When I was touching on this [experience], I was like, "This is mine. I'm here. I'm proud of myself. You can't stop me, you can't affect me, you can't touch me." I say one dude's name with the intention of going, "You can keep it as a capital T or a lowercase t, but it is still the same thing." We're in this country that is built on capitalism and building and stepping over the next person to climb the ladder to get to this thing. That's what the trump card is. You pull out the trump card, you're trumping something. That's what this country is, so it's like kind of this double thing. And I didn't know if people will get it. Maybe they'll get it. Then I was on MSNBC, or whatever it is, and I'm in one of those boxes talking like a political analyst about this song. And I'm like, "This is not what this is." They take one word that I said and it flips the whole thing. I guess it didn't quite hit. Then it became "Let's test the waters here." I got asked, "What are you? Are you anti-this, anti-Trump? Do you have a problem? Do you want to sit down with Trump?"

I am so glad they didn't actually make you sit down with Trump.

There was this energy going on that made it obvious that people were uncomfortable. I'm going to touch on that a little bit, and then move on. That was intended to be the focus. "What is this? What is that?" It's a song, man. It's a song. You're not asking me about any other words in the other songs. I'm not this political activist. I'm not this revolutionary guy. It's a song that happened to be on the same record as love songs. There's happy songs, party songs, confused songs, depressed songs and there's a song that happened to be a "fuck you" song. It turned into this whole thing. It was crazy. It was nuts. I'll sit through these interviews and it's all politics, politics, political. I learned a lot though, which was that you say one thing and there's whole wave. It's a weird culture that we live in.
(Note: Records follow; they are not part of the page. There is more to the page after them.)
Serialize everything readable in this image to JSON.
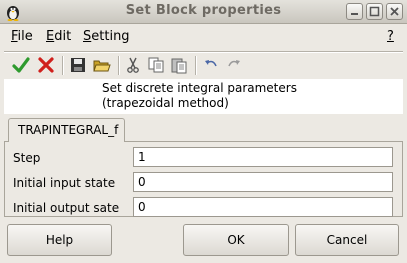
{
  "window": {
    "title": "Set Block properties",
    "icon": "penguin-icon",
    "controls": [
      "minimize-icon",
      "maximize-icon",
      "close-icon"
    ]
  },
  "menu": {
    "file": {
      "mnemonic": "F",
      "rest": "ile"
    },
    "edit": {
      "mnemonic": "E",
      "rest": "dit"
    },
    "setting": {
      "mnemonic": "S",
      "rest": "etting"
    },
    "help": {
      "mnemonic": "?",
      "rest": ""
    }
  },
  "toolbar": {
    "icons": [
      "ok-check-icon",
      "cancel-x-icon",
      "save-icon",
      "open-folder-icon",
      "cut-icon",
      "copy-icon",
      "paste-icon",
      "undo-icon",
      "redo-icon"
    ]
  },
  "description": {
    "line1": "Set discrete integral parameters",
    "line2": "(trapezoidal method)"
  },
  "tab": {
    "label": "TRAPINTEGRAL_f"
  },
  "params": [
    {
      "label": "Step",
      "value": "1"
    },
    {
      "label": "Initial input state",
      "value": "0"
    },
    {
      "label": "Initial output sate",
      "value": "0"
    }
  ],
  "buttons": {
    "help": "Help",
    "ok": "OK",
    "cancel": "Cancel"
  },
  "colors": {
    "check_green": "#2e9a2e",
    "cancel_red": "#d0201c",
    "background": "#ece9e3"
  }
}
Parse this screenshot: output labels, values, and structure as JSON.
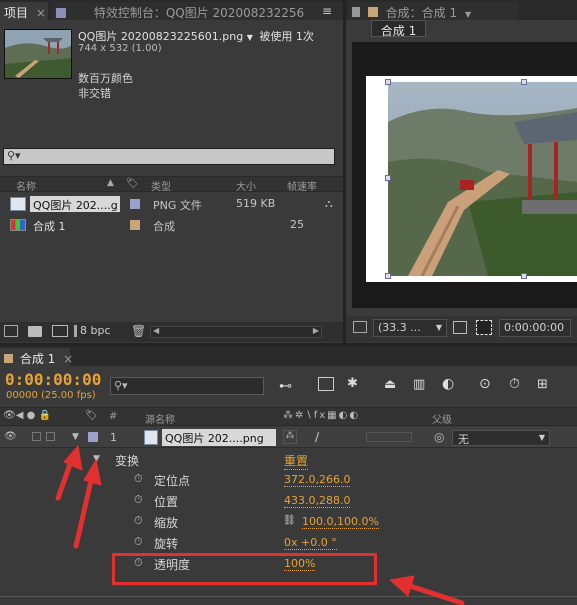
{
  "project_panel": {
    "tab_label": "项目",
    "effects_tab_label": "特效控制台：QQ图片 202008232256",
    "menu_glyph": "≡",
    "file_name": "QQ图片 20200823225601.png",
    "used_label": "被使用 1次",
    "dimensions": "744 x 532 (1.00)",
    "color_desc": "数百万颜色",
    "interlace_desc": "非交错",
    "search_placeholder": "",
    "columns": {
      "name": "名称",
      "type": "类型",
      "size": "大小",
      "framerate": "帧速率"
    },
    "items": [
      {
        "name": "QQ图片 202....g",
        "type": "PNG 文件",
        "size": "519 KB",
        "framerate": "",
        "label_color": "#9aa0c8"
      },
      {
        "name": "合成 1",
        "type": "合成",
        "size": "",
        "framerate": "25",
        "label_color": "#c9a57a"
      }
    ],
    "bpc_label": "8 bpc"
  },
  "comp_viewer": {
    "tab_label": "合成：合成 1",
    "subtab_label": "合成 1",
    "zoom_label": "(33.3 ...",
    "timecode": "0:00:00:00"
  },
  "timeline": {
    "tab_label": "合成 1",
    "timecode": "0:00:00:00",
    "frame_info": "00000 (25.00 fps)",
    "col_number": "#",
    "col_source": "源名称",
    "col_parent": "父级",
    "layer_number": "1",
    "layer_name": "QQ图片 202....png",
    "parent_value": "无",
    "transform_label": "变换",
    "reset_label": "重置",
    "properties": [
      {
        "name": "定位点",
        "value": "372.0,266.0"
      },
      {
        "name": "位置",
        "value": "433.0,288.0"
      },
      {
        "name": "缩放",
        "value": "100.0,100.0%"
      },
      {
        "name": "旋转",
        "value": "0x +0.0 °"
      },
      {
        "name": "透明度",
        "value": "100%"
      }
    ]
  },
  "colors": {
    "accent": "#e6a234",
    "annotation_red": "#e23030",
    "panel": "#3a3a3a"
  }
}
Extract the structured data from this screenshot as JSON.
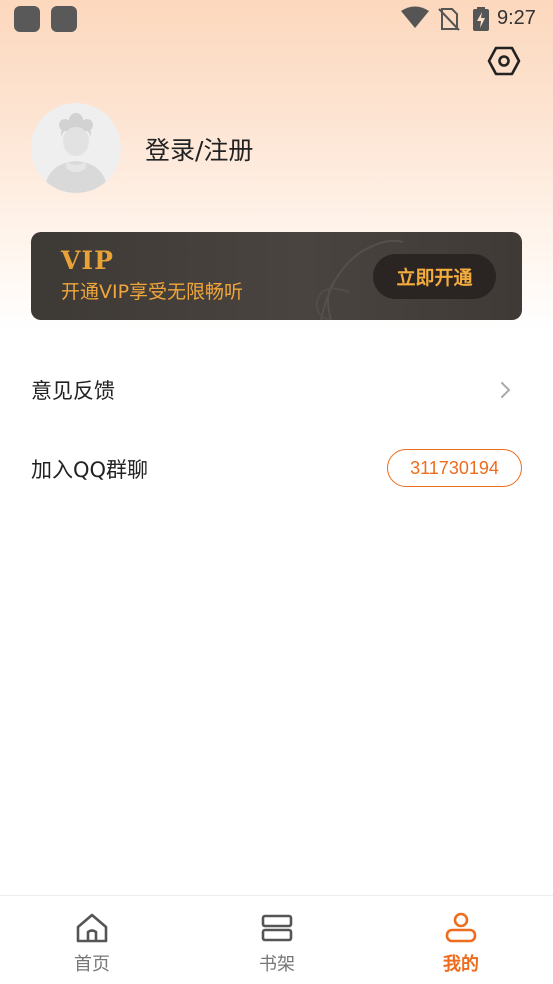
{
  "status_bar": {
    "time": "9:27",
    "icons": [
      "app-notification-icon",
      "app-notification-icon",
      "wifi-icon",
      "no-sim-icon",
      "battery-charging-icon"
    ]
  },
  "header": {
    "settings_icon": "settings-hexagon-icon"
  },
  "profile": {
    "avatar_icon": "default-avatar-icon",
    "login_label": "登录/注册"
  },
  "vip": {
    "title": "VIP",
    "subtitle": "开通VIP享受无限畅听",
    "button_label": "立即开通"
  },
  "menu": {
    "feedback_label": "意见反馈",
    "qq_label": "加入QQ群聊",
    "qq_number": "311730194"
  },
  "bottom_nav": {
    "items": [
      {
        "label": "首页",
        "icon": "home-icon"
      },
      {
        "label": "书架",
        "icon": "bookshelf-icon"
      },
      {
        "label": "我的",
        "icon": "profile-icon"
      }
    ],
    "active_index": 2
  },
  "colors": {
    "accent": "#ee6c1f",
    "vip_gold": "#f0a63a",
    "vip_bg": "#403b37",
    "header_gradient_top": "#fcd8bd"
  }
}
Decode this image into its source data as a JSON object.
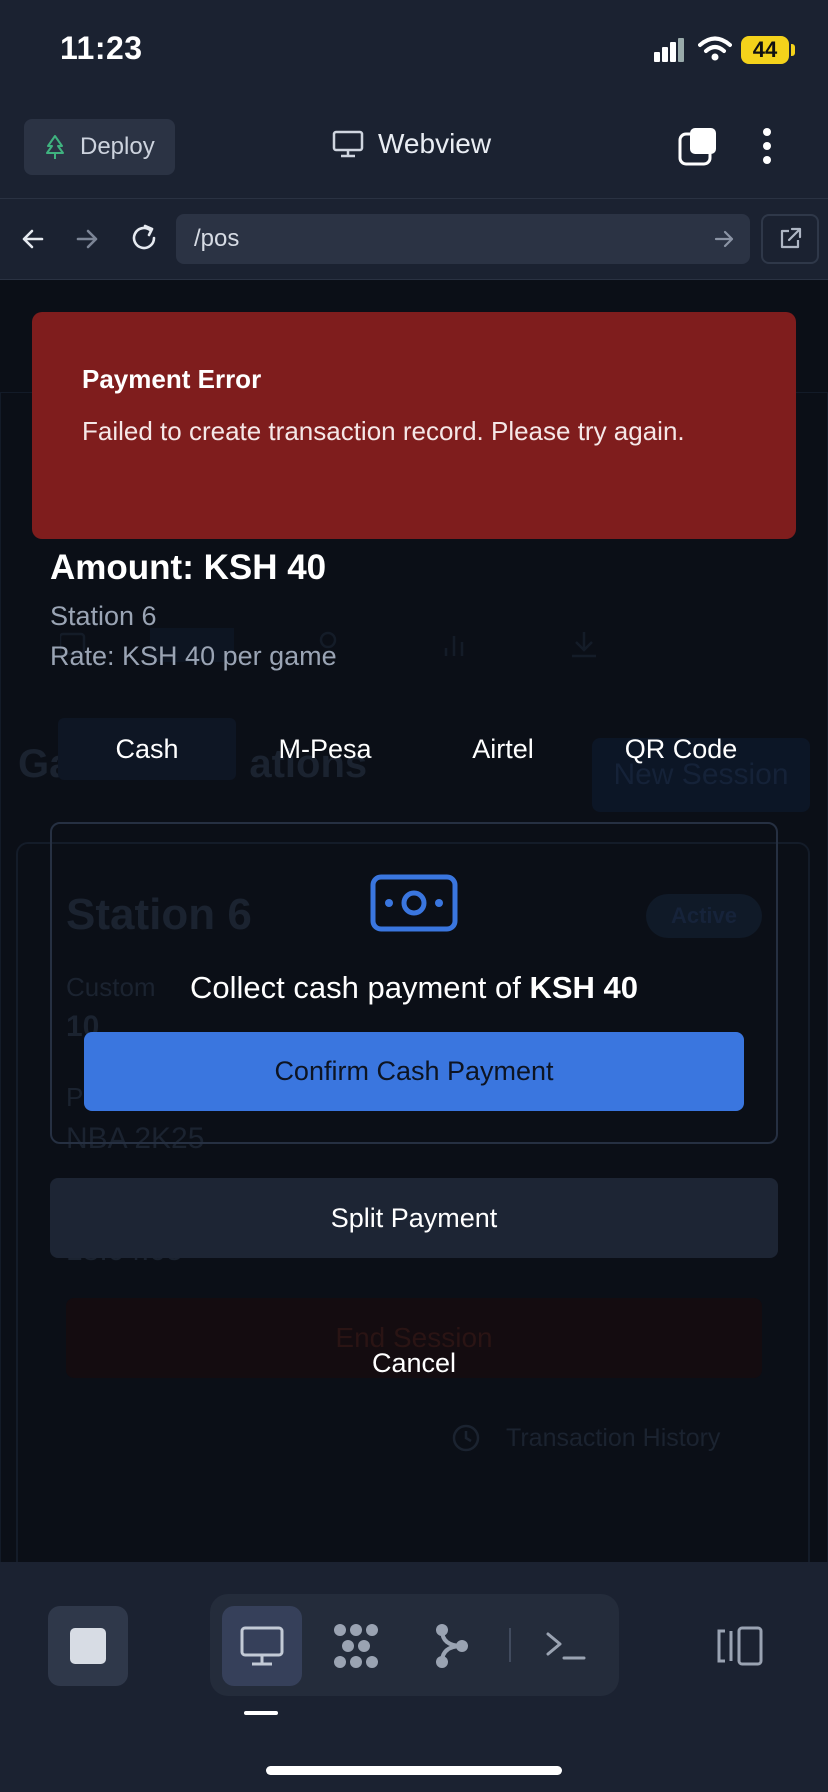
{
  "status_bar": {
    "time": "11:23",
    "battery": "44"
  },
  "toolbar": {
    "deploy_label": "Deploy",
    "title": "Webview"
  },
  "address_bar": {
    "url": "/pos"
  },
  "background_page": {
    "heading_fragment": "Ga",
    "heading_fragment_end": "ations",
    "new_session_label": "New Session",
    "card_title": "Station 6",
    "card_status": "Active",
    "customers_fragment": "Custom",
    "customers_value": "10",
    "game_label_fragment": "P",
    "game_value": "NBA 2K25",
    "time_fragment": "18:04:05",
    "end_session_label": "End Session",
    "history_label": "Transaction History"
  },
  "toast": {
    "title": "Payment Error",
    "message": "Failed to create transaction record. Please try again."
  },
  "modal": {
    "amount": "Amount: KSH 40",
    "station": "Station 6",
    "rate": "Rate: KSH 40 per game",
    "tabs": [
      {
        "label": "Cash",
        "active": true
      },
      {
        "label": "M-Pesa",
        "active": false
      },
      {
        "label": "Airtel",
        "active": false
      },
      {
        "label": "QR Code",
        "active": false
      }
    ],
    "cash_panel": {
      "collect_prefix": "Collect cash payment of ",
      "collect_amount": "KSH 40",
      "confirm_label": "Confirm Cash Payment"
    },
    "split_label": "Split Payment",
    "cancel_label": "Cancel"
  },
  "colors": {
    "toast_bg": "#7f1d1d",
    "confirm_bg": "#3a76df",
    "cash_icon": "#3a76df"
  }
}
It's always what you least expect to take on a life of its own.

Yeah, that's true. But that's just kind of the world we live in. Acceptance is a beautiful resolve.

Which rappers did you listen to growing up?

The Geto Boys, Scarface, UGK, Screwed Up Click, Swishahouse, Paul Wall, Chamillionaire, Slim Thug, Lil Flip. Those are my guys. In Austin, I was really influenced by Bavu Blakes. I'm a big fan of that because I hear live elements, organs and things that are familiar to music that I play.

Hip-hop is beautiful in that it's so self-referential and so innovative, especially Southern rap. You had Trick Daddy sampling Ozzy Osbourne!

That's crazy, right? Trick Daddy did his thing with that.

I started rapping and getting into cyphers because my bars were like, "Pull up to the spot, got that swisher sweet box/ Got that money in my pocket, got that herb in my socks/ Beat knocks in the Cadillac, laid-back style/ Ladies line up to the ride to take a picture, single-file/ Smile, click. My clique stay froze, my clique stay froze, my clique stay chose." That's my style! Southern rap, Houston rap, that's how I started rapping.

Do you approach your songwriting differently if you're working on a rap song compared to a blues song?

Well, it depends. Some songs are written by the playing guitar. A lot of them are me making beats and then building the music around them, like the chord structure and the arrangements. I'll go back and put the lyrics over it like a rapper would. That's it. I can't help it. I'm influenced by the culture. I am part of this whole thing. I was listening to rap stuff before the blues. Before I was introduced to the blues, I was introduced to it by listening to Wu-Tang chop up Albert King. And I was like, "Oh, this is all connected."

Photography courtesy of Jade Gomez